Just shortly after developers have tackled Apple’s new Android-styled Notification Center to create a proof-of-concept widget that merely displays ‘Hello World,’ hackers now have attacked Notification Center to bring fully-functional widgets to iOS 5 via jailbreaking.
In addition to the standard Apple pre-loaded weather and stock ticker widgets, developers have now added a third row of widgets to Notification Center that brings quick access to toggle settings like airplane mode, WiFi, screen brightness, and more. The toggle controls are reminiscent of Samsung’s widgets on its proprietary TouchWiz UI that’s bundled on Android smartphones. For example, on the Droid Charge for Verizon Wireless, when a user pulls down the notification drawer, they will have access to toggle buttons for WiFi, Bluetooth, GPS, mobile data, and auto rotation toggles; notifications are shown just below this row of toggle controls on TouchWiz.
Though Apple had announced the new Notification Center and widget support for iOS 5, which is currently in developer beta, the company had not announced support nor an SDK allowing third-party developers a way to create their own widgets for iOS 5.
Still yet, developers have also been able to create more unofficial functionality for widgets on Notification Center, including creating quick-launch shortcuts, allowing users to quickly open Mobile Safari or Twitter, for example.
In addition to being able to unofficially launch widgets on iOS 5, developers have also found a way to adjust the background and opacity of the Notification Center pull-down.
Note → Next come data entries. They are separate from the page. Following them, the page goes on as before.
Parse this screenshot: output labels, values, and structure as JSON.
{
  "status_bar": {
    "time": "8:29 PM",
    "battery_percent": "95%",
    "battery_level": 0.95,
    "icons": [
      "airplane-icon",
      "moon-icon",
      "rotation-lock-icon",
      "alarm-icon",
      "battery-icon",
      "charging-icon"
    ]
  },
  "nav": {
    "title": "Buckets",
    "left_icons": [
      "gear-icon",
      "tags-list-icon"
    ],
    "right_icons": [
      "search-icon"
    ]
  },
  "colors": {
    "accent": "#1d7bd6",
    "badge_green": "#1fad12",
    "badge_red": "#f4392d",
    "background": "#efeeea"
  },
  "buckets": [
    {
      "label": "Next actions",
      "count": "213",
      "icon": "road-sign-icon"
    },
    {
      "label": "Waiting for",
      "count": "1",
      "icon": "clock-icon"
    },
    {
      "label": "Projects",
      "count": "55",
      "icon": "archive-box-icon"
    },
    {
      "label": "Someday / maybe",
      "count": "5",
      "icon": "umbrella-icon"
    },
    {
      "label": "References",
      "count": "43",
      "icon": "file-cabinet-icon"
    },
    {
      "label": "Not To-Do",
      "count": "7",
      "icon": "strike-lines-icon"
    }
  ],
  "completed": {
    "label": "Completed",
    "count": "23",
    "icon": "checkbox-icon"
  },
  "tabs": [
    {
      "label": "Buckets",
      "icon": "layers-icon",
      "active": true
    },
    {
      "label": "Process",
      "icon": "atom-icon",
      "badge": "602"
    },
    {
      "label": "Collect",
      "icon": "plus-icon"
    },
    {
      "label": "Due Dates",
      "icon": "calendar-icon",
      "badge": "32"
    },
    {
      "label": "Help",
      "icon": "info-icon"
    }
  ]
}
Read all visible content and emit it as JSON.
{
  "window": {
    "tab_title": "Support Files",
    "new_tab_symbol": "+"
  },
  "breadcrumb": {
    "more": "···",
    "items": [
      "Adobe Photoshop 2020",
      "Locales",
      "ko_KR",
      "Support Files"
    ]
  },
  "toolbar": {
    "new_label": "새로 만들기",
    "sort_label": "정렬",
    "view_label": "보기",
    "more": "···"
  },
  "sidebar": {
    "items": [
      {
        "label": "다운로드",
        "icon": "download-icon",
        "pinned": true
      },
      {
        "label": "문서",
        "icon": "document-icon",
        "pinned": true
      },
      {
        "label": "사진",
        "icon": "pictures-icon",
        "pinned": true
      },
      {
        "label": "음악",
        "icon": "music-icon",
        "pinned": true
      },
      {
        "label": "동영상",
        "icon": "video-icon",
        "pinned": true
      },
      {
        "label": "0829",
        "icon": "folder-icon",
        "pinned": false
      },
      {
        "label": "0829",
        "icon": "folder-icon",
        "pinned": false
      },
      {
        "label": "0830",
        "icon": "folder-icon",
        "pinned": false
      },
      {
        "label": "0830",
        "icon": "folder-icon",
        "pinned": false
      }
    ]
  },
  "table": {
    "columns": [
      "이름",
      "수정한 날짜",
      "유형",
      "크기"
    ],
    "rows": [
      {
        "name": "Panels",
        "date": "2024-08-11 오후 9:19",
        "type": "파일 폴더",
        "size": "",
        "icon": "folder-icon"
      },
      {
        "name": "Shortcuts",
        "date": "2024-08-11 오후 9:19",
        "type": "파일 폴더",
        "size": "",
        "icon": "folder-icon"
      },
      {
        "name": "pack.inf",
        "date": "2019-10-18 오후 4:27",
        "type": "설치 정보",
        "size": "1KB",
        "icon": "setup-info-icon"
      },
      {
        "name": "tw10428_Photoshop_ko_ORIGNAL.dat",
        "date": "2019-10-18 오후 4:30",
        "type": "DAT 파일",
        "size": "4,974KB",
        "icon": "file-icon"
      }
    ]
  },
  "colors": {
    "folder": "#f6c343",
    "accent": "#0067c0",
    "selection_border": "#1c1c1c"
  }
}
Instead of the slate grey linen-styled background, developers can now change the color and make the pull-down translucent.
It’s unclear if Apple will enable more functionality out of widgets or customizations of Notification Center, but for now, there has been strong interest from developers and users on creating a more personalized iOS 5 experience. This strong push for custom widgets ahead of official iOS 5 support, if and when that happens, perhaps indicate that the jailbreaking community is here to stay for a while.
Via 9to5 Mac